As expressed by Justice Cowen, in the case of Degell v. Odell, 3 Hill R. 219: “ An admission by the defendant intended to influence the conduct of the man with whom he was dealing, and actually leading him into a line of conduct which must be prejudicial to his interests, unless the defendant be cast off from the power of retraction,—this I understand to be the very definition of an estoppel in pais. For the prevention of fraud, the law holds the admission conclusive.”
Instances in illustration are innumerable, as where a party stands by at the sale of his property, though under a void authority, and encourages purchasers to bid, he is guilty of a direct fraud. So, if one at a sheriff’s sale of his lands, declares a certain tract to be included in the levy, and thereby the purchaser was induced to purchase, it gives him an equity which a court of chancery will enforce.
And the effect is the same, if one, seeing another acting under a delusion, stands quietly by, without giving notice of his superior right. Epley v. Witherow, 7 Watts R. (Penn.) 168.
It is quite apparent from these cases and many others which might be cited, there can be no fraud, where the purchaser or other actor was, or ought to have been, acquainted with the matter in which he was engaged, or even had the means of knowledge and neglected to avail himself of them, or where the party was not influenced to act on the faith of the false suggestion or silence of one bound to speak. And it is a rule if an act can be referred to an honest motive the party will not be estopped, although upon one construction his conduct may be inconsistent with the right which he afterwards sets up. Heare v. Rogers, 17 Eng. C. L. R. 450.
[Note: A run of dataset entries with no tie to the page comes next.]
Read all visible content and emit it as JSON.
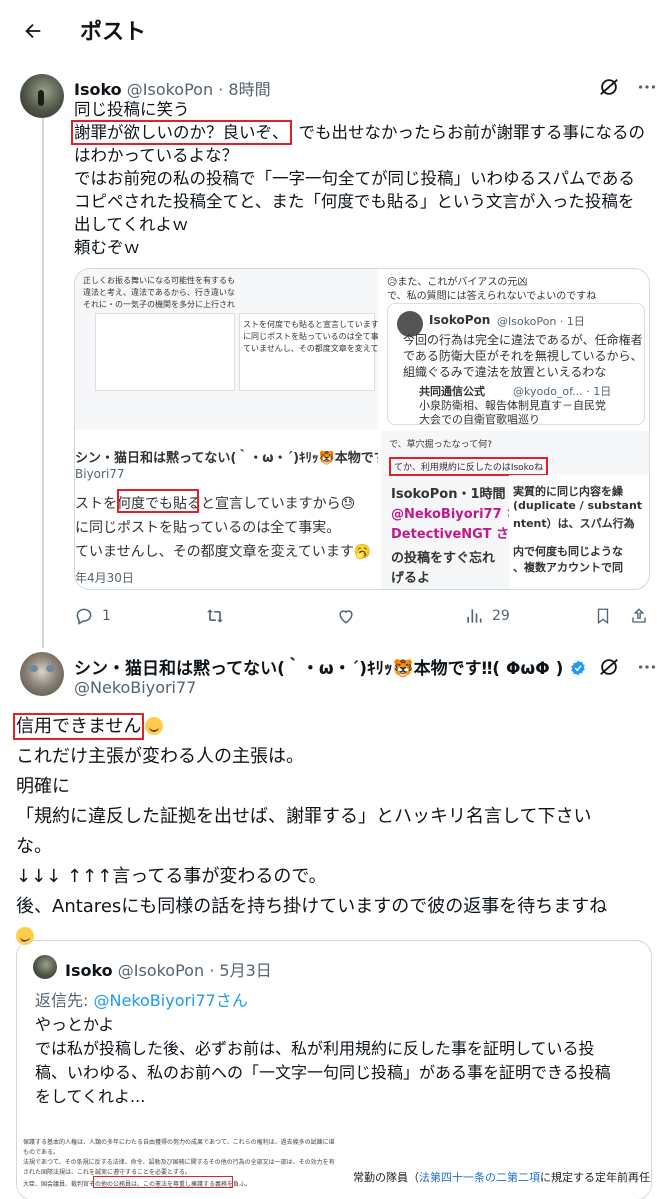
{
  "header": {
    "title": "ポスト"
  },
  "post1": {
    "display_name": "Isoko",
    "handle": "@IsokoPon",
    "sep": "·",
    "time": "8時間",
    "lines": [
      "同じ投稿に笑う",
      "謝罪が欲しいのか？良いぞ、",
      "でも出せなかったらお前が謝罪する事になるの",
      "はわかっているよな？",
      "ではお前宛の私の投稿で「一字一句全てが同じ投稿」いわゆるスパムである",
      "コピペされた投稿全てと、また「何度でも貼る」という文言が入った投稿を",
      "出してくれよｗ",
      "頼むぞｗ"
    ],
    "media": {
      "tl": [
        "正しくお振る舞いになる可能性を有するも",
        "違法と考え、違法であるから、行き違いな",
        "それに・の一気子の機関を多分に上行され",
        "ストを何度でも貼ると宣言していますから",
        "に同じポストを貼っているのは全て事実。",
        "ていませんし、その都度文章を変えています"
      ],
      "tr": [
        "😥また、これがバイアスの元凶",
        "で、私の質問には答えられないでよいのですね",
        "IsokoPon",
        "@IsokoPon · 1日",
        "今回の行為は完全に違法であるが、任命権者",
        "である防衛大臣がそれを無視しているから、",
        "組織ぐるみで違法を放置といえるわな",
        "共同通信公式",
        "@kyodo_of... · 1日",
        "小泉防衛相、報告体制見直す－自民党",
        "大会での自衛官歌唱巡り"
      ],
      "bl": [
        "シン・猫日和は黙ってない(｀・ω・´)ｷﾘｯ🐯本物です‼( ΦωΦ )",
        "Biyori77",
        "ストを何度でも貼ると宣言していますから😓",
        "に同じポストを貼っているのは全て事実。",
        "ていませんし、その都度文章を変えています🥱",
        "年4月30日"
      ],
      "br": [
        "で、草穴掘ったなって何?",
        "てか、利用規約に反したのはIsokoね",
        "IsokoPon・1時間",
        "@NekoBiyori77 さ",
        "DetectiveNGT さ",
        "の投稿をすぐ忘れ",
        "げるよ",
        "実質的に同じ内容を繰",
        "(duplicate / substant",
        "ntent）は、スパム行為",
        "内で何度も同じような",
        "、複数アカウントで同"
      ]
    },
    "actions": {
      "reply": "1",
      "retweet": "",
      "like": "",
      "views": "29"
    }
  },
  "post2": {
    "display_name": "シン・猫日和は黙ってない(｀・ω・´)ｷﾘｯ🐯本物です‼( ΦωΦ )",
    "handle": "@NekoBiyori77",
    "lines": [
      "信用できません",
      "これだけ主張が変わる人の主張は。",
      "明確に",
      "「規約に違反した証拠を出せば、謝罪する」とハッキリ名言して下さい",
      "な。",
      "↓↓↓ ↑↑↑言ってる事が変わるので。",
      "後、Antaresにも同様の話を持ち掛けていますので彼の返事を待ちますね"
    ],
    "quote": {
      "display_name": "Isoko",
      "handle": "@IsokoPon",
      "sep": "·",
      "date": "5月3日",
      "reply_to_label": "返信先:",
      "reply_to_handle": "@NekoBiyori77さん",
      "lines": [
        "やっとかよ",
        "では私が投稿した後、必ずお前は、私が利用規約に反した事を証明している投",
        "稿、いわゆる、私のお前への「一文字一句同じ投稿」がある事を証明できる投稿",
        "をしてくれよ..."
      ],
      "img_left": [
        "保護する基本的人権は、人類の多年にわたる自由獲得の努力の成果であつて、これらの権利は、過去幾多の試錬に堪へ、現在及び将来の",
        "ものである。",
        "法規であつて、その条規に反する法律、命令、詔勅及び国務に関するその他の行為の全部又は一部は、その効力を有しない。",
        "された国際法規は、これを誠実に遵守することを必要とする。",
        "大臣、国会議員、裁判官その他の公務員は、この憲法を尊重し擁護する義務を負ふ。"
      ],
      "img_right": [
        "常勤の隊員（",
        "法第四十一条の二第二項",
        "に規定する定年前再任用短時間"
      ]
    }
  },
  "colors": {
    "accent": "#1d9bf0",
    "highlight_box": "#e0202a",
    "verified": "#1d9bf0"
  }
}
Testing this case by these principles, it will readily be perceived this doctrine cannot apply to Root. In the first place, he did not induce Haven to redeem the land as a judgment creditor. In the next place, Haven had the means of knowing Root held another mortgage, for it was on record; and Root was in open, visible possession, under the terms of that very mortgage. This would be notice of his right to hold it as the original owner of the fee. In redeeming, Haven acted at his own peril, and wholly on his own advice and responsibility, and Root had a perfect right to receive the money, as well from Haven as from Ambrose himself. All that Haven could well *525claim on redeeming, is the privilege of performing Ambrose’s contract, and there is no proof to show that he did not know well the rights he acquired by redeeming. It is clear, therefore, that the act of Root in receiving the redemption money, can have a construction consistent with honesty and good faith, and that is, to let Haven in to perform Ambrose’s contract, which under the circumstances, as the money had been used in improving the land, and the land rising in value, might have been a very desirable object.
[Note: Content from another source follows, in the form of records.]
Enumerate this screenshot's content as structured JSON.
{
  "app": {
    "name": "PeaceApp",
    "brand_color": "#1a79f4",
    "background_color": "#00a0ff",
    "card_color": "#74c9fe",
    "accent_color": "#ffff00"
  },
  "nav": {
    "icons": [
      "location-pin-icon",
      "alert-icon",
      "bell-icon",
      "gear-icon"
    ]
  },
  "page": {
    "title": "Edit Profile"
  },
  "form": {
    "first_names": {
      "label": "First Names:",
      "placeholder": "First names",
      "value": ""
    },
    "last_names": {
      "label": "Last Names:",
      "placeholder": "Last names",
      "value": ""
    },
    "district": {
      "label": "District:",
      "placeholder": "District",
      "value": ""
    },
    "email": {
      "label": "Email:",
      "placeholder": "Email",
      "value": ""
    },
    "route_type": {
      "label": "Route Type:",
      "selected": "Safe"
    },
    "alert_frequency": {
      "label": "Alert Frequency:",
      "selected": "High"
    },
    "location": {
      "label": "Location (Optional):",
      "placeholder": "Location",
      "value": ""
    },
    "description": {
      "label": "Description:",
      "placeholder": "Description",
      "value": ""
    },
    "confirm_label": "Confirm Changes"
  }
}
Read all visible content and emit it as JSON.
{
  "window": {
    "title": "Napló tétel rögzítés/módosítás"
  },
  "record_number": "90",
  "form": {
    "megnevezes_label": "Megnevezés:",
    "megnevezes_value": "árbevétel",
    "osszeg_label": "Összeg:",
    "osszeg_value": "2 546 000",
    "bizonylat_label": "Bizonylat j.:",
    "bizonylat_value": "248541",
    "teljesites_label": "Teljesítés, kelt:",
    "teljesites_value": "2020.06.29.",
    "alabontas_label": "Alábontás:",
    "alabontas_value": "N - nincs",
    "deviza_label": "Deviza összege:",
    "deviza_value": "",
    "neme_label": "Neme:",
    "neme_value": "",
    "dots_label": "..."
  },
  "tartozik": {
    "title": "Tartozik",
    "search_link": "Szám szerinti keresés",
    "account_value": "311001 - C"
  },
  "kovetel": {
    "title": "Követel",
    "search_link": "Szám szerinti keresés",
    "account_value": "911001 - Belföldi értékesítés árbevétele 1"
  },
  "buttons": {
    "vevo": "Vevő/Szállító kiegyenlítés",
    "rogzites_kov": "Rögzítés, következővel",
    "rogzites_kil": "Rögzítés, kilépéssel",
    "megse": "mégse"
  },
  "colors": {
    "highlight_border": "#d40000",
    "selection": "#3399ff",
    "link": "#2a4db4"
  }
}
A case quite analogous to this is reported in 13 Johns. R. 463, Jackson ex dem. Whitlock v. Mills. Where land was purchased under a junior judgment by an agent, who took a deed from thfe sheriff to himself and then conveyed the land to his principal, the agent is not thereby estopped from levying on the same land, under a senior judgment, and purchasing it himself.
It is urged, however, that the fee which Root possessed in the premises was merged in this mortgage. An estate in fee can hardly be merged in one of much less dimensions—into a conditional estate, subject to be defeated.
Merger, too, is a question of intention. Jarvis et al. v. Frink, 14 Ill. R. 396. No one fact in this case shows that Root intended, by proceeding on the first mortgage, to give up his second mortgage or his original fee in the land. On the contrary, all the facts go to .show he did not so intend, for, in accordance with the agreement, after condition broken, he took possession of the land and remained in possession until the commencement of this suit. He resumed his position as owner of the fee.
Seeing no error in the finding of the court, we accordingly affirm the judgment.